“Data helps every part of the game experience, including giving on-air commentators far more factual information and predictive insight than anyone would have thought possible even a few years ago.” – Vasi Philomin, AWS Vice President of Machine Learning and AI Services
NFL Data Analytics and Players
While NFL football data is used for a variety of things now, one of the major uses involves player advancements. The use of football equipment sensors and video data analysis has provided many insights. These have led to markedly improved helmets, which are nearly completely adopted by current league players. But the NFL has taken things further. Along with AWS, it has created the Digital Athlete, which is an NFL player simulation. These virtual representations provide insights about the effects of weather, field conditions, and equipment choices on performance and injury risk. Based on these findings, the NFL then adjusts rules and implements other mitigation strategies. In fact, these data analytics facilitate individualize training plans and even guide coaching techniques.
While the Digital Athlete has significantly improved player performance and safety, it’s not the only innovation. Another tool, Amazon’s Sagemaker, is a fully managed machine learning program that incorporates NFL football data. Based on individual player information, Sagemaker identifies which coaching techniques might be needed. This allows specific NFL teams and coaches to adopt different approaches that can reduce injuries and enhance player abilities. Combined these two tools have led to new ways in which the league and teams approach training and oversight. The use of NFL data analytics in this way a few years ago would have been unheard of.
“The wealth of analysis the NFL is working to produce, through the Big Data Bowl and other efforts, simply makes for a safer, more exciting game.” – Vasi Philomin
NFL Football Data and Fans
While NFL football data is driving positive change within the sport, it’s also doing so outside of it as well. The most notable achievement in this regard has been the development of Next Gen Stats. This is a machine learning, advanced analytics platform that leverages both historical data and real-time stats.
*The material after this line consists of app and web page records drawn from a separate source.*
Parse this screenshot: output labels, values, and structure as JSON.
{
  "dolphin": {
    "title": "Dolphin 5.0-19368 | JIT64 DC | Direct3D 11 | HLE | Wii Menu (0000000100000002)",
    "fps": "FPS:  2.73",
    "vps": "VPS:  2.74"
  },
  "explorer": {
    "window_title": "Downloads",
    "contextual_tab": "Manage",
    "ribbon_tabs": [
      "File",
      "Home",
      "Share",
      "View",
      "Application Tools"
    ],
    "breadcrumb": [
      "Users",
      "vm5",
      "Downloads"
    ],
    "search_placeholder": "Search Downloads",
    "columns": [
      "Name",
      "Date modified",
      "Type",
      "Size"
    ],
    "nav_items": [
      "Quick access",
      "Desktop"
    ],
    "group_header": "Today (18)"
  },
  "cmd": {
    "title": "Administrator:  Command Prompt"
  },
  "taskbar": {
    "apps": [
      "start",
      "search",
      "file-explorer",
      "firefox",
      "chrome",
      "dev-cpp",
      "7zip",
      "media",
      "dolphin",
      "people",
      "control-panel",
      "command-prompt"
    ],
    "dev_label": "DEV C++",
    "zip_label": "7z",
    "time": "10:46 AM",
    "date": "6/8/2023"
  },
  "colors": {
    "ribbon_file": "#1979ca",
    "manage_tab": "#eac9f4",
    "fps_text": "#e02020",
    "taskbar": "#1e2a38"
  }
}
In the process, it offers fans a much more robust game experience and has even added new stats to the menu. Specifically, recent ones added based in Next Gen Stat insights include completion probability and expected return yards. The NFL even hosts the Big Data Bowl annually with AWS in an effort to identify new ideas. Through crowd-sourced competition, data scientists offer new ways to enhance fan experiences even further through statistics.
Of course, Next Gen Stats offers more than just enhanced fan experience. They have also developed a Next Gen Stats Draft Model to aid NFL coaches evaluate college player prospects. Detailed NFL data analytics are performed using inputs like size, on-field success, athleticism, and position to predict success. Next Gen Stats also aid broadcasters during NFL games offer much deeper and detailed insights and predictions. Through customized and interactive dashboards, commentators have much greater access to NFL football data. This further enhances the fan experience in the process.
Making Up for Lost Time
As you can see, the NFL data analytics and digital platforms have come a long way in a short time. NFL football data is now driving advances in every aspect of the game and the business. Though sports may have been late to the digitalization game, there’s little doubt the NFL and other leagues are rapidly catching up. And it’s an investment that looks to be good for everyone from owners, to players, to broadcasters, to fans.